Problem description: In the records below, find every line that contains "data" and list it.

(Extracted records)
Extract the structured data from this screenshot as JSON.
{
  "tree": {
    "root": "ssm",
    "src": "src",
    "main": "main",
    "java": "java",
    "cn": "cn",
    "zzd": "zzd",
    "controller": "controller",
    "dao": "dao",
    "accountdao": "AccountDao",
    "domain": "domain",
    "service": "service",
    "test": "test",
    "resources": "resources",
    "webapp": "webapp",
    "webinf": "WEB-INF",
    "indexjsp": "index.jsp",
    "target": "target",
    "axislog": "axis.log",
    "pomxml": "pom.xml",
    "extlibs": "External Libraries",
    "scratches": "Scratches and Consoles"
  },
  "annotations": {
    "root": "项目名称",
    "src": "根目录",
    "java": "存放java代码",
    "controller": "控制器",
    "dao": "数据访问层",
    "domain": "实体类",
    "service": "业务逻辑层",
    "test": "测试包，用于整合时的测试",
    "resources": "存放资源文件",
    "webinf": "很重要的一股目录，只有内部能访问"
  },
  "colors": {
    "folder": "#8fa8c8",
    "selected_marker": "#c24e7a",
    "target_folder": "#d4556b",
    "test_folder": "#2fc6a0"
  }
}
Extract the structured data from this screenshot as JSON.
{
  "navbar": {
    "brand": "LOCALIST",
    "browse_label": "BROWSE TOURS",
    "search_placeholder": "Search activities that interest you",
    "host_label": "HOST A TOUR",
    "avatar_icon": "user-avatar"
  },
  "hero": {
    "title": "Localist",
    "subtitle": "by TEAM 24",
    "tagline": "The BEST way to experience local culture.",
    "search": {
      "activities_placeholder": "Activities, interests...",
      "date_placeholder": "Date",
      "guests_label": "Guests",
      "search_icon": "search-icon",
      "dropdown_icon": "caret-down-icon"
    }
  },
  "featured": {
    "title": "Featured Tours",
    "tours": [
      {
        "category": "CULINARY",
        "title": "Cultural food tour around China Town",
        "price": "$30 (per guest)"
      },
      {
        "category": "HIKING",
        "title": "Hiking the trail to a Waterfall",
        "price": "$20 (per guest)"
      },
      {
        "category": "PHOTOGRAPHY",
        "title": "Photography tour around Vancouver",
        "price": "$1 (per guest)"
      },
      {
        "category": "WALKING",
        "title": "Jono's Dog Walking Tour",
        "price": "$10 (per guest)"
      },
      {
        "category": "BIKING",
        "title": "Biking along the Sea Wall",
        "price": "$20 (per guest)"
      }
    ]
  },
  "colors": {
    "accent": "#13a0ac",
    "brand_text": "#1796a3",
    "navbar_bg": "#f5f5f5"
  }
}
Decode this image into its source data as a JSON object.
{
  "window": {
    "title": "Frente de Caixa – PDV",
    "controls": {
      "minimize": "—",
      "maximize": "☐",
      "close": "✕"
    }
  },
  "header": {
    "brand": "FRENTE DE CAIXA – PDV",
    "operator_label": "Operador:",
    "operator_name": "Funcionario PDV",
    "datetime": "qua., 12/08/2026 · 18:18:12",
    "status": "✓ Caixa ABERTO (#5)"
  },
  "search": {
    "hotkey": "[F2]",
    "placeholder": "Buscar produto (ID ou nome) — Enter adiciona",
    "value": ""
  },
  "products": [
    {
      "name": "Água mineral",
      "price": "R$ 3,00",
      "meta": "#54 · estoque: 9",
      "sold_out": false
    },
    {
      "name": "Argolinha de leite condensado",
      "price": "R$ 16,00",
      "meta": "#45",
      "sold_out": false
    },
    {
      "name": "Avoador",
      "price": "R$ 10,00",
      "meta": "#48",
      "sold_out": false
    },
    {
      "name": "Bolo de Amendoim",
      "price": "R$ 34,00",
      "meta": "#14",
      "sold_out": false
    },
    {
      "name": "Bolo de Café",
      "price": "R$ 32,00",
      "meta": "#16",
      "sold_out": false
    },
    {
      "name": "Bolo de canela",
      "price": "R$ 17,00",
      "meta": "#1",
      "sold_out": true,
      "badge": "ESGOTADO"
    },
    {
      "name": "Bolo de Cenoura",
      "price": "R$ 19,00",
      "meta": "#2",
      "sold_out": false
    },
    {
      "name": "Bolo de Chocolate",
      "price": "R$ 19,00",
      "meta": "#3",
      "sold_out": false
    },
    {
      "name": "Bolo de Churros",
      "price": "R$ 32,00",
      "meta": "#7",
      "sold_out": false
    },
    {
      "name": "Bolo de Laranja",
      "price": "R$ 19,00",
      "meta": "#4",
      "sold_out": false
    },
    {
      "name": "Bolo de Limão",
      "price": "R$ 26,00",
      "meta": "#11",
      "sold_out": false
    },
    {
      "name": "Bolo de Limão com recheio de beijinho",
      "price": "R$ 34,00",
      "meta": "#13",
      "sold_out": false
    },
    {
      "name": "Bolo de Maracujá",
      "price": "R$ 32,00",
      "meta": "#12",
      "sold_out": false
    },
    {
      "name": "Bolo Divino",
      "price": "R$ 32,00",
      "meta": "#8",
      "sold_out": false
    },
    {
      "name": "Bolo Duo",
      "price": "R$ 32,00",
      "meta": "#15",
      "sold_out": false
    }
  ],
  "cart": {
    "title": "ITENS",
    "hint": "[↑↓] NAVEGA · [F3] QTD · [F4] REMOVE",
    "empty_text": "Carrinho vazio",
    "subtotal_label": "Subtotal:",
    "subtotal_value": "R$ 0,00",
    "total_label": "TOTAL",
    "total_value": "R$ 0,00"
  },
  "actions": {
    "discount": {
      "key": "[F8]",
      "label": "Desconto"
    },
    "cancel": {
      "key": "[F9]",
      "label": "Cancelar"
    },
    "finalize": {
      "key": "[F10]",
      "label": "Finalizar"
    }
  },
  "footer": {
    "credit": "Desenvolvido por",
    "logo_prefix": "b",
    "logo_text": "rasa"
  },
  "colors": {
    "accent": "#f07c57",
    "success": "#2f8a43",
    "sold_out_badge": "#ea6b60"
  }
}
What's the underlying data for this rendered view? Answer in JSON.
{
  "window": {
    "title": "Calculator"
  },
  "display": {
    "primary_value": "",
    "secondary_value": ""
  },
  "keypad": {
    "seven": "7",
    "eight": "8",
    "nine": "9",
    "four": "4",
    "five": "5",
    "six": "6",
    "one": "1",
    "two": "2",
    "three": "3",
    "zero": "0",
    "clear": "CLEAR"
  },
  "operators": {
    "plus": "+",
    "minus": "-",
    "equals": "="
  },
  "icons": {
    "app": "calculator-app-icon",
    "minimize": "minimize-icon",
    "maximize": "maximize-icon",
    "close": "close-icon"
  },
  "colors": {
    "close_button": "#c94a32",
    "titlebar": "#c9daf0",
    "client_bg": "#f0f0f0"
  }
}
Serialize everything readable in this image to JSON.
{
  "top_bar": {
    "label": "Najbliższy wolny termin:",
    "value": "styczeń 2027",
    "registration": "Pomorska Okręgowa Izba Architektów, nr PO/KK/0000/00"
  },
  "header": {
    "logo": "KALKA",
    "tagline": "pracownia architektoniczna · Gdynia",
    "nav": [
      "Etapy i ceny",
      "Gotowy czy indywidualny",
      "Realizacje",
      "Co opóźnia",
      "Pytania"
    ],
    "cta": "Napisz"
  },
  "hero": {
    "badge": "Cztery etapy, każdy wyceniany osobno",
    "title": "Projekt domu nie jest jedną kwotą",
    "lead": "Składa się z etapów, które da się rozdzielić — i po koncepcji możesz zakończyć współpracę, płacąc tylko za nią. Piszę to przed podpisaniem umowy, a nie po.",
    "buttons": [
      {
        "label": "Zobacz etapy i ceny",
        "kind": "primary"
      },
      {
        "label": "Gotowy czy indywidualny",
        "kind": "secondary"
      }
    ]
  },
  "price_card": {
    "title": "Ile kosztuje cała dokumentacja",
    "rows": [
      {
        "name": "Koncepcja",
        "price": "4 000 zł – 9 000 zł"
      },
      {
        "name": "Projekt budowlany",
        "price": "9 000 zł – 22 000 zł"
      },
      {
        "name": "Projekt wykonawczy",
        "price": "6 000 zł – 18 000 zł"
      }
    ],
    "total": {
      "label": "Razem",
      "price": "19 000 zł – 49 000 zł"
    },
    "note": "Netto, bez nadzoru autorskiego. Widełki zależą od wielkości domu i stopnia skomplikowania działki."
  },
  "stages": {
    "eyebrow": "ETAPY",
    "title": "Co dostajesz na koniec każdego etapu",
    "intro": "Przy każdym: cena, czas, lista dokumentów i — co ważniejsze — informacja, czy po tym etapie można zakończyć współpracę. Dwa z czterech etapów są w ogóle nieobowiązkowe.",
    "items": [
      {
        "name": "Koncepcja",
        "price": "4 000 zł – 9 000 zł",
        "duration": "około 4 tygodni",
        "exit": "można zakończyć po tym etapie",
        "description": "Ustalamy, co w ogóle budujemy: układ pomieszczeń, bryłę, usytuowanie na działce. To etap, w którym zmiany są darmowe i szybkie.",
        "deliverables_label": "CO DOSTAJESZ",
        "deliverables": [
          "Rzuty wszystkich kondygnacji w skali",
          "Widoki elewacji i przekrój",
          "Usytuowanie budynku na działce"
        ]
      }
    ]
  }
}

Written response:
Extract the structured data from this screenshot as JSON.
Extract the structured data from this screenshot as JSON.
Decode this image into its source data as a JSON object.
What's the underlying data for this rendered view? Answer in JSON.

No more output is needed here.